West Darfur governor Al-Shertai Ga'far Abdel-Hakam who is also the TDRA head told a forum organized by the National Union of Sudanese youth that Gaddafi provided money and weaponry to rebels in the region as well as the East and the South.
He provided no details to back his claims. However, he is the first high ranking Sudanese official to go on the record with these allegations that his peers made privately for years.
A failed by attempt by the Justice and Equality Movement (JEM) in May 2008 to take over the capital was blamed on Libyan and French backing. Sudanese media quoted government sources at the time as saying that the financing of the operation was made through the Libyan Sahel-Saharan bank.
Libya is currently hosting JEM leader Ibrahim Khalil after being refused entry by the Chadian authorities last year where he was based. Sudan has sought without success to have Libya expel him.
However, it was Gaddafi that pushed the African Union (AU) to grant Sudanese president Omer Hassan Al-Bashir immunity from arrest in the continent despite an arrest warrant against him issued by the International Criminal Court (ICC) for his alleged role in Darfur war crimes.
Gaddafi is fighting an armed rebellion that initially started as a popular uprising in mid-February. The Libyan opposition managed to control most of the Eastern side of the country. The United Nations Security Council (UNSC) this month authorized a No-Fly Zone over Libya and using all necessary means to protect civilians.
Diplomats at the UN told Reuters last week that Sudan has quietly granted permission for coalition aircraft to use its airspace for enforcement of the No-Fly Zone.
The Sudanese president is heading on Tuesday to Qatar for talks with the Emir Sheikh Hamad bin Khalifa Al-Thani.
The Arab Gulf state is hosting peace talks between Khartoum and Darfur rebels for several years but so far little progress was made. Diplomats tell Sudan tribune that Qatari officials are frustrated with what they see as Khartoum's willingness to offer meaningful concessions for a final peace accord.

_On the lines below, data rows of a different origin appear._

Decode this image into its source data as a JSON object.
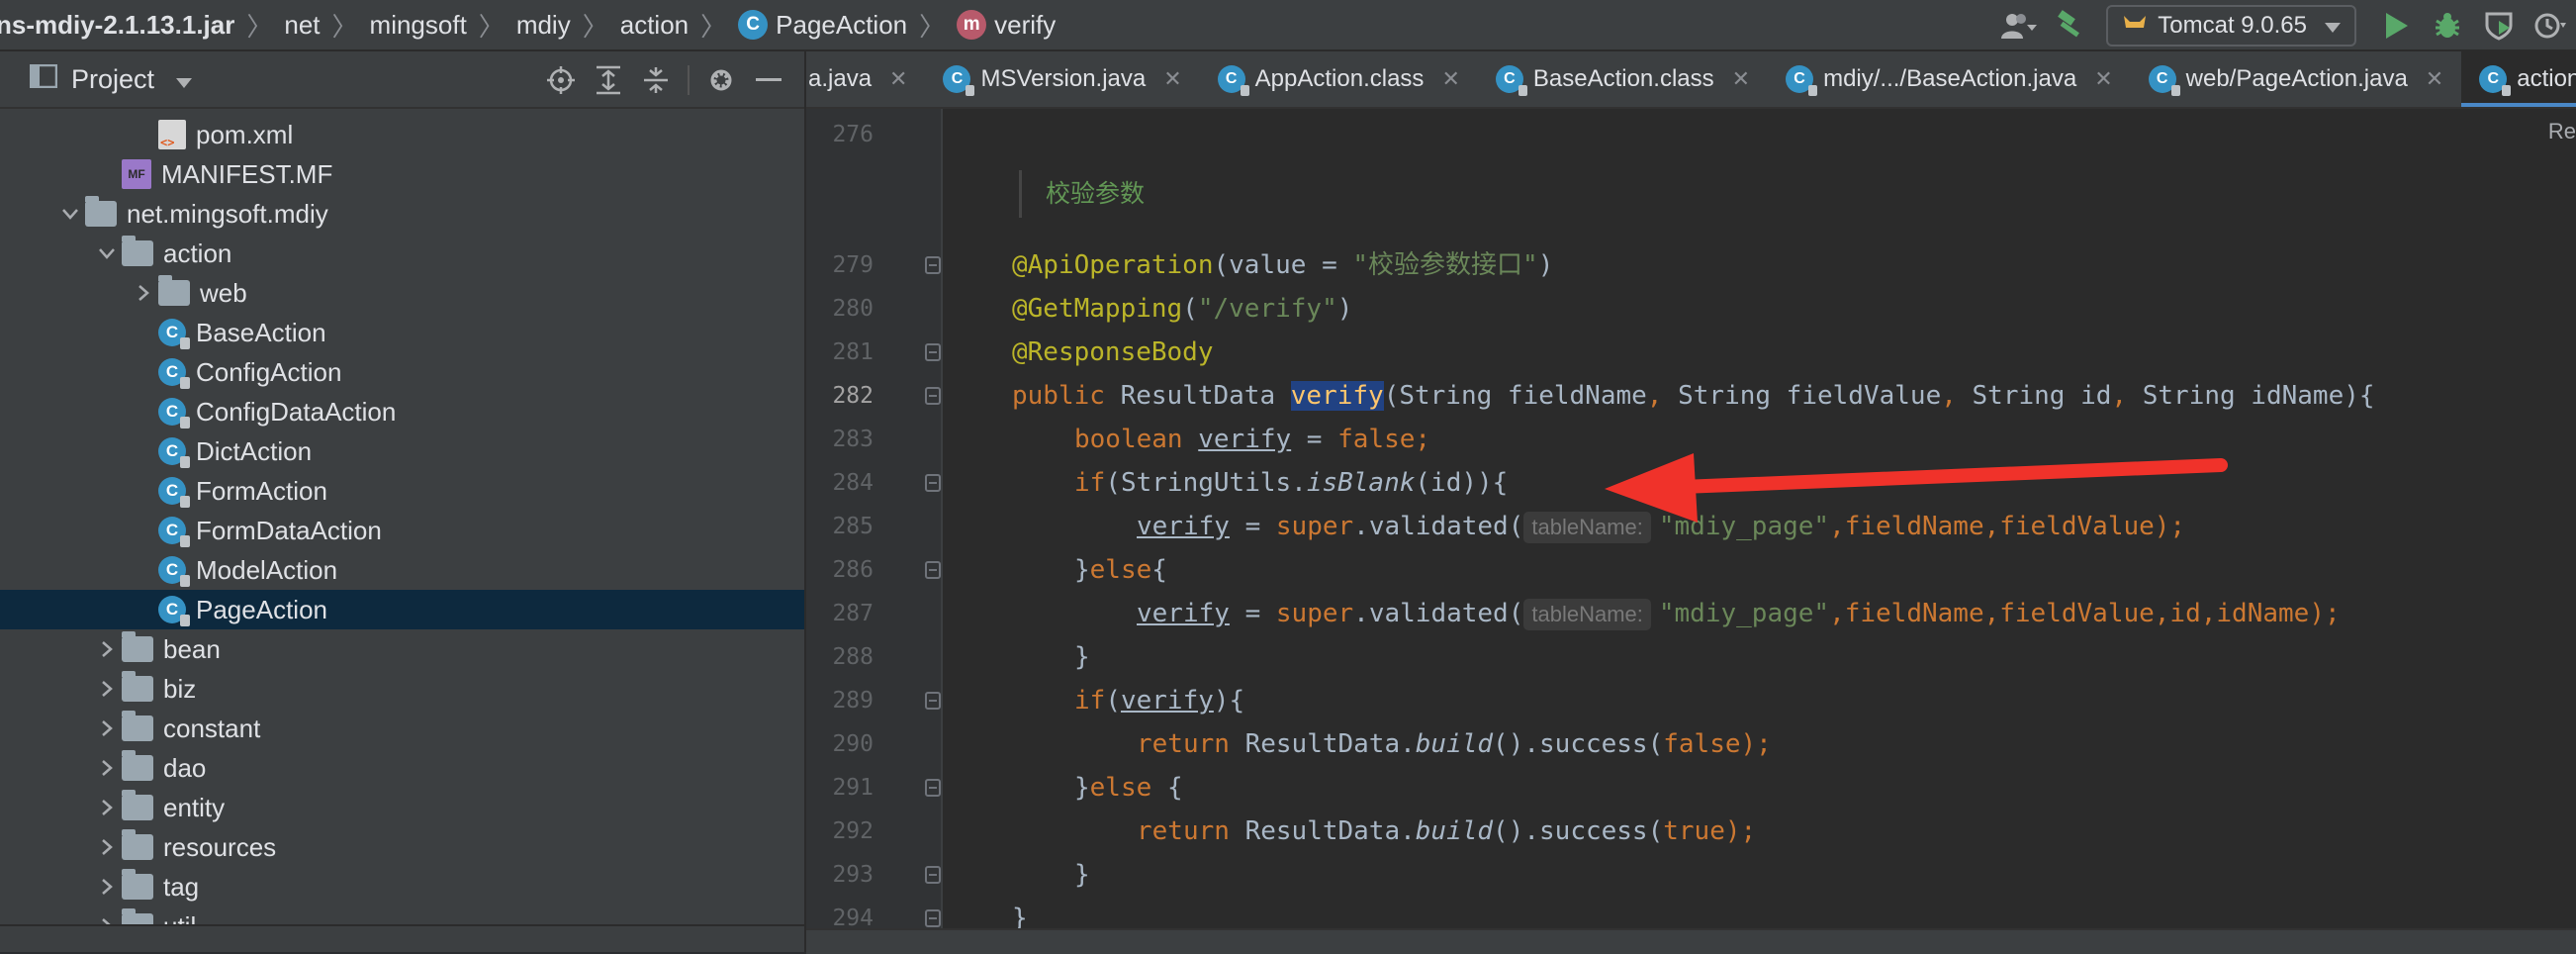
{
  "breadcrumb": {
    "jar": "ns-mdiy-2.1.13.1.jar",
    "segments": [
      "net",
      "mingsoft",
      "mdiy",
      "action"
    ],
    "class_badge": "C",
    "class_name": "PageAction",
    "method_badge": "m",
    "method_name": "verify",
    "separator": "〉"
  },
  "toolbar": {
    "run_config": "Tomcat 9.0.65",
    "icons": [
      "user-icon",
      "hammer-icon",
      "tomcat-icon",
      "run-icon",
      "debug-icon",
      "coverage-icon",
      "profile-icon"
    ]
  },
  "project": {
    "title": "Project",
    "tree": [
      {
        "label": "pom.xml",
        "type": "xml",
        "indent": 4
      },
      {
        "label": "MANIFEST.MF",
        "type": "mf",
        "indent": 3
      },
      {
        "label": "net.mingsoft.mdiy",
        "type": "folder",
        "indent": 2,
        "expanded": true
      },
      {
        "label": "action",
        "type": "folder",
        "indent": 3,
        "expanded": true
      },
      {
        "label": "web",
        "type": "folder",
        "indent": 4,
        "expanded": false
      },
      {
        "label": "BaseAction",
        "type": "class",
        "indent": 4
      },
      {
        "label": "ConfigAction",
        "type": "class",
        "indent": 4
      },
      {
        "label": "ConfigDataAction",
        "type": "class",
        "indent": 4
      },
      {
        "label": "DictAction",
        "type": "class",
        "indent": 4
      },
      {
        "label": "FormAction",
        "type": "class",
        "indent": 4
      },
      {
        "label": "FormDataAction",
        "type": "class",
        "indent": 4
      },
      {
        "label": "ModelAction",
        "type": "class",
        "indent": 4
      },
      {
        "label": "PageAction",
        "type": "class",
        "indent": 4,
        "selected": true
      },
      {
        "label": "bean",
        "type": "folder",
        "indent": 3,
        "expanded": false
      },
      {
        "label": "biz",
        "type": "folder",
        "indent": 3,
        "expanded": false
      },
      {
        "label": "constant",
        "type": "folder",
        "indent": 3,
        "expanded": false
      },
      {
        "label": "dao",
        "type": "folder",
        "indent": 3,
        "expanded": false
      },
      {
        "label": "entity",
        "type": "folder",
        "indent": 3,
        "expanded": false
      },
      {
        "label": "resources",
        "type": "folder",
        "indent": 3,
        "expanded": false
      },
      {
        "label": "tag",
        "type": "folder",
        "indent": 3,
        "expanded": false
      },
      {
        "label": "util",
        "type": "folder",
        "indent": 3,
        "expanded": false
      }
    ]
  },
  "tabs": [
    {
      "label": "a.java",
      "icon": false
    },
    {
      "label": "MSVersion.java",
      "icon": true
    },
    {
      "label": "AppAction.class",
      "icon": true
    },
    {
      "label": "BaseAction.class",
      "icon": true
    },
    {
      "label": "mdiy/.../BaseAction.java",
      "icon": true
    },
    {
      "label": "web/PageAction.java",
      "icon": true
    },
    {
      "label": "action/PageAction.java",
      "icon": true,
      "active": true
    }
  ],
  "editor": {
    "reader_mode": "Re",
    "doc_comment": "校验参数",
    "line_numbers": [
      "276",
      "279",
      "280",
      "281",
      "282",
      "283",
      "284",
      "285",
      "286",
      "287",
      "288",
      "289",
      "290",
      "291",
      "292",
      "293",
      "294"
    ],
    "current_line": "282",
    "code": {
      "l279": {
        "ann": "@ApiOperation",
        "a": "(value = ",
        "s": "\"校验参数接口\"",
        "b": ")"
      },
      "l280": {
        "ann": "@GetMapping",
        "a": "(",
        "s": "\"/verify\"",
        "b": ")"
      },
      "l281": {
        "ann": "@ResponseBody"
      },
      "l282": {
        "kw": "public ",
        "a": "ResultData ",
        "name": "verify",
        "b": "(String fieldName",
        "c1": ", ",
        "d": "String fieldValue",
        "c2": ", ",
        "e": "String id",
        "c3": ", ",
        "f": "String idName){"
      },
      "l283": {
        "kw": "boolean ",
        "v": "verify",
        "a": " = ",
        "kw2": "false",
        "b": ";"
      },
      "l284": {
        "kw": "if",
        "a": "(StringUtils.",
        "m": "isBlank",
        "b": "(id)){"
      },
      "l285": {
        "v": "verify",
        "a": " = ",
        "kw": "super",
        "b": ".validated(",
        "hint": "tableName:",
        "s": "\"mdiy_page\"",
        "c": ",fieldName,fieldValue);"
      },
      "l286": {
        "a": "}",
        "kw": "else",
        "b": "{"
      },
      "l287": {
        "v": "verify",
        "a": " = ",
        "kw": "super",
        "b": ".validated(",
        "hint": "tableName:",
        "s": "\"mdiy_page\"",
        "c": ",fieldName,fieldValue,id,idName);"
      },
      "l288": {
        "a": "}"
      },
      "l289": {
        "kw": "if",
        "a": "(",
        "v": "verify",
        "b": "){"
      },
      "l290": {
        "kw": "return ",
        "a": "ResultData.",
        "m": "build",
        "b": "().success(",
        "kw2": "false",
        "c": ");"
      },
      "l291": {
        "a": "}",
        "kw": "else ",
        "b": "{"
      },
      "l292": {
        "kw": "return ",
        "a": "ResultData.",
        "m": "build",
        "b": "().success(",
        "kw2": "true",
        "c": ");"
      },
      "l293": {
        "a": "}"
      },
      "l294": {
        "a": "}"
      }
    }
  },
  "bottom": {
    "stub": "S"
  },
  "colors": {
    "keyword": "#cc7832",
    "annotation": "#bbb529",
    "string": "#6a8759",
    "arrow": "#f0322a",
    "selection": "#0d293e",
    "accent": "#4a88c7"
  }
}
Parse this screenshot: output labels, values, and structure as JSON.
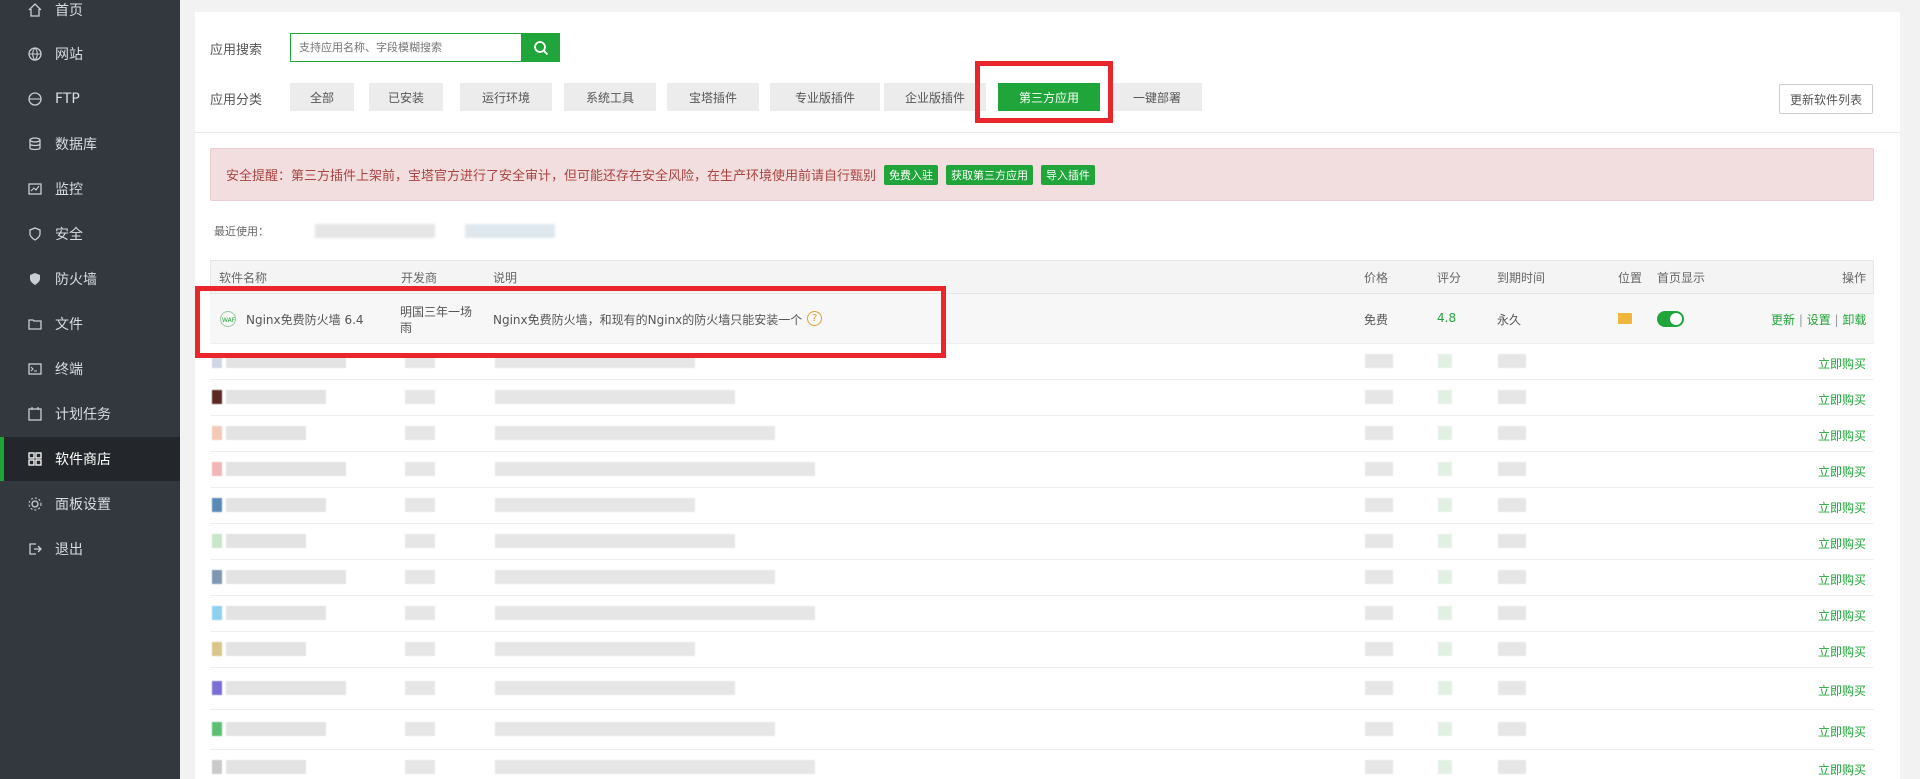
{
  "sidebar": {
    "items": [
      {
        "label": "首页",
        "icon": "home-icon"
      },
      {
        "label": "网站",
        "icon": "globe-icon"
      },
      {
        "label": "FTP",
        "icon": "ftp-icon"
      },
      {
        "label": "数据库",
        "icon": "database-icon"
      },
      {
        "label": "监控",
        "icon": "monitor-icon"
      },
      {
        "label": "安全",
        "icon": "shield-icon"
      },
      {
        "label": "防火墙",
        "icon": "firewall-icon"
      },
      {
        "label": "文件",
        "icon": "folder-icon"
      },
      {
        "label": "终端",
        "icon": "terminal-icon"
      },
      {
        "label": "计划任务",
        "icon": "clock-icon"
      },
      {
        "label": "软件商店",
        "icon": "apps-icon"
      },
      {
        "label": "面板设置",
        "icon": "gear-icon"
      },
      {
        "label": "退出",
        "icon": "logout-icon"
      }
    ],
    "active_index": 10,
    "active_color": "#20a53a"
  },
  "search": {
    "label": "应用搜索",
    "placeholder": "支持应用名称、字段模糊搜索"
  },
  "categories": {
    "label": "应用分类",
    "items": [
      "全部",
      "已安装",
      "运行环境",
      "系统工具",
      "宝塔插件",
      "专业版插件",
      "企业版插件",
      "第三方应用",
      "一键部署"
    ],
    "active": "第三方应用"
  },
  "refresh_label": "更新软件列表",
  "alert": {
    "text": "安全提醒：第三方插件上架前，宝塔官方进行了安全审计，但可能还存在安全风险，在生产环境使用前请自行甄别",
    "buttons": [
      "免费入驻",
      "获取第三方应用",
      "导入插件"
    ]
  },
  "recent_label": "最近使用：",
  "table": {
    "headers": {
      "name": "软件名称",
      "developer": "开发商",
      "desc": "说明",
      "price": "价格",
      "rating": "评分",
      "expire": "到期时间",
      "location": "位置",
      "homepage": "首页显示",
      "ops": "操作"
    },
    "first_row": {
      "name": "Nginx免费防火墙 6.4",
      "developer": "明国三年一场雨",
      "desc": "Nginx免费防火墙，和现有的Nginx的防火墙只能安装一个",
      "price": "免费",
      "rating": "4.8",
      "expire": "永久",
      "ops": [
        "更新",
        "设置",
        "卸载"
      ],
      "homepage_enabled": true
    },
    "buy_label": "立即购买",
    "other_rows_visible": 12
  },
  "colors": {
    "accent": "#20a53a",
    "highlight": "#e8262c",
    "sidebar_bg": "#33383e"
  }
}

Specifically the rebels have asked for unifying the three Darfur states as one and giving a Darfuri the post of Vice president something which was categorically rejected by the Sudanese government.
A proposal by Khartoum to hold a referendum before May on Darfur's administrative status, and how it should be governed came under fire from rebels who said it will make negotiations pointless.